Boxcar Talk with Albertine Press

Once upon a time, Shelley Barandes was working as an architect, but her love for paper couldn’t keep her away from being devoted to letterpress. Albertine Press started out as a simple custom design and print studio and has bloomed to include a vast collection of fine stationery. Located in Somerville, Massachusetts, their work can be seen in more than twenty states nationwide and Canada, and counting.


{Photo by Melissa Coe.}

How did you first get into letterpress?
I studied printmaking in college (while an architecture major) and came back to it after several years working at architecture firms. When I moved back to New York, I was turned on to the Center for Book Arts by a friend. That, as they say, was the beginning of the end.

What was your very first press?
I learned on a Vandercook SP15 and a Craftsman 8×12 platen press (neither owned by me). I bought two tabletops before finding my very own Vandercook #4 and a C&P 10×15, both of which we use nearly every day.


{Photo by Melissa Coe.}

What medium do you usually print (lead/wood type, photopolymer, lino, etc.)?
Primarily polymer plates, but we have a small collection of lead and wood type that we break out for special projects as well as the occasional workshops.

What’s your process from sketch to press?
Pretty much exactly that. I always have a Moleskine with me (I prefer the gridded style) for notes and sketches. I move on to nicer papers or tracing papers to clean up drawings before scanning them in. Final drawing touch-ups and most typography happens on the Mac, along with all color separations.


{Photo by Albertine Press.}

What other print shops do you admire?
The commercial work done by Studio on Fire is pretty mind-blowing. I wish I had the time and resources to experiment with all of the techniques they use. I also really love the peaceful simplicity of Rebecca’s designs for Moontree Letterpress in Brooklyn. Firefly Press here in Boston does exclusively hand-set and linotype projects and their work is impeccable.


{Photo by Melissa Coe.}

Who or what inspires you the most?
I find inspiration everywhere – patterns I see in the sidewalk, in architecture, in fashion; ideas sparked by my wedding clients as they describe their perfect event; fallen pinecones and flowers in neighborhood gardens; drawing on command for my 18 month old daughter.

What are your favorite things/items from Boxcar Press?
Besides the base/plate system? The apron, definitely. And also the super-cute baby-tees. I have a Boxcar Baby myself (now a Boxcar toddler) and had bought her a shirt before she was even a twinkle in her daddy’s eye.


{Photo by Melissa Coe.}

Any neat tricks you can share?
I can juggle, sort of. But you probably want printing tricks. We come up with all kinds of tricks to achieve certain effects, or use up seemingly unusable scraps of paper. It’s more about finding creative solutions to your every day problems. I don’t think we ever do the same things twice because each job we run has its own quirks.

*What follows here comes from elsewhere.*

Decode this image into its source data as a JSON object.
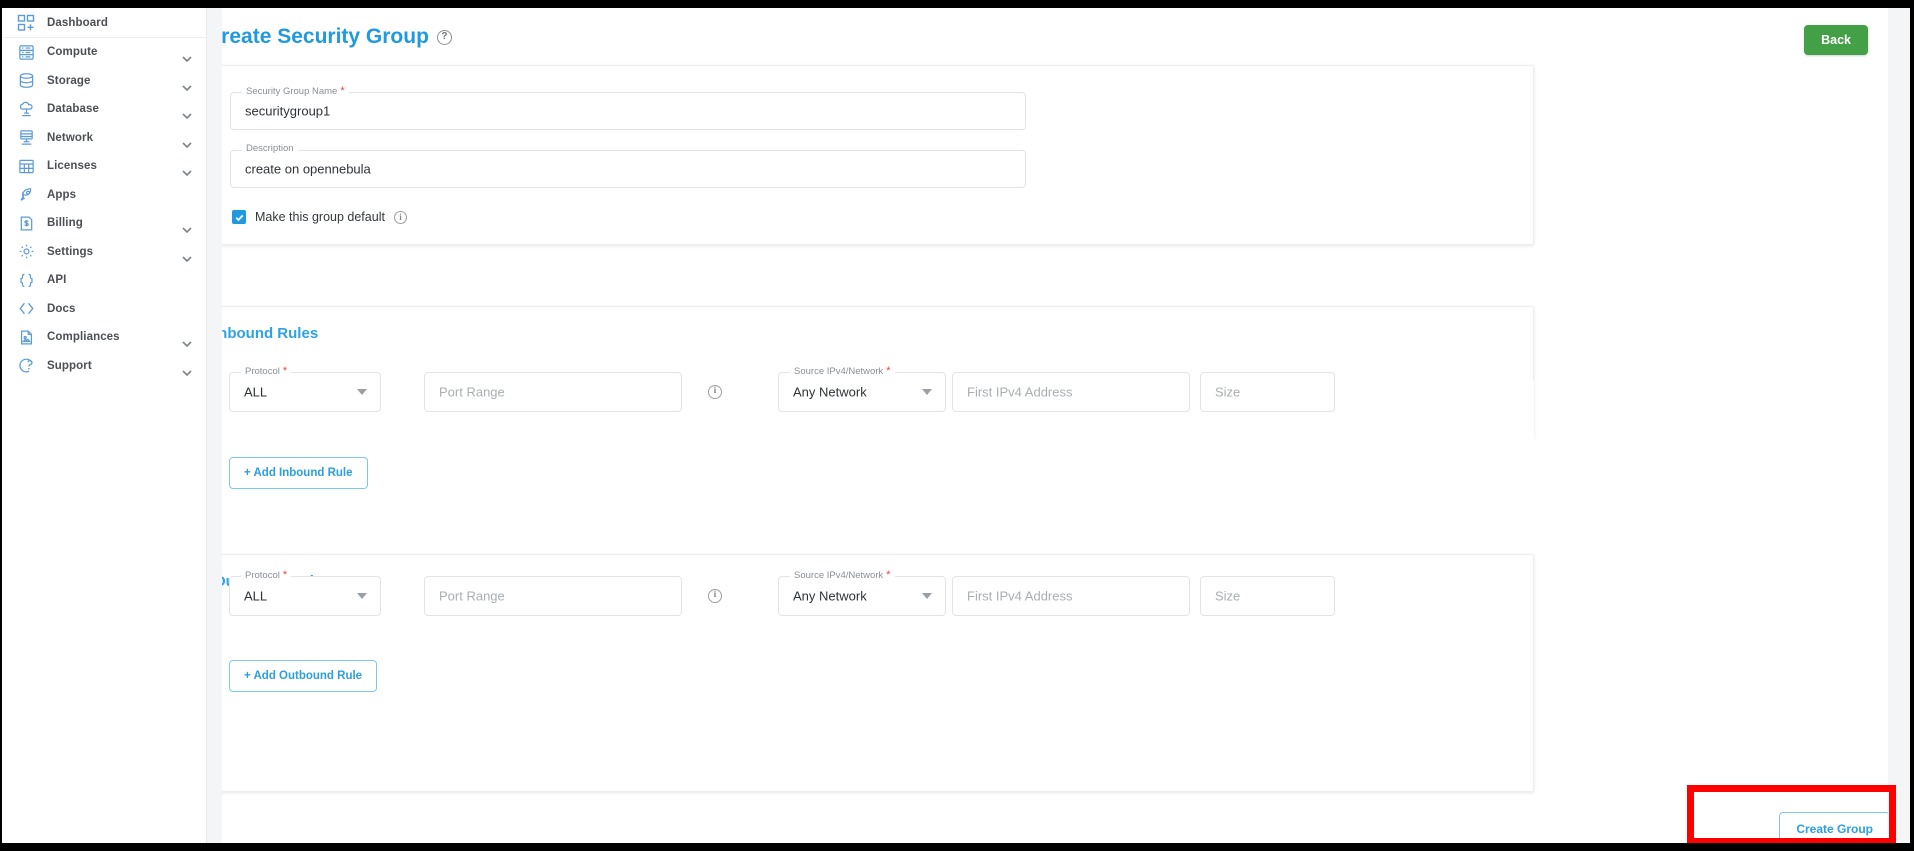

What are you looking forward to?
As exhausting as they are, I look forward to our winter craft fairs and open houses. I love getting a chance to meet directly with our customers and see how they respond to our work, new and old.

What was the experience like for you at NSS this year?
NSS was great. It was our fifth year exhibiting and it seems that every year just keeps getting better. We finally hit upon a booth design that really speaks to us and for us and I can’t wait to use it again!!!


{Photo by Nole Garey.}

Do you have any suggestions for people hoping to exhibit next year or how to promote their new product lines?
Focus on what you absolutely love to create and start with a small, cohesive, well-designed collection. Better a few things that everyone will love than getting overwhelmed trying to manage 200 designs and not have a clear sense of yourself or your brand. You can always add more later.

How was NYIGF for your first time?
This summer was our first NYIGF and we couldn’t have been happier with our reception. It was nice to be exposed to a new, completely different audience. We can’t wait to go back next year!


{Photo by Albertine Press.}

For more from Albertine Press, stop by their Etsy store and visit their blog to keep up with the current doings. If you are in the Boston area, they also offer great classes. Thanks, Shelley!

Leave a Reply

Your email address will not be published. Required fields are marked *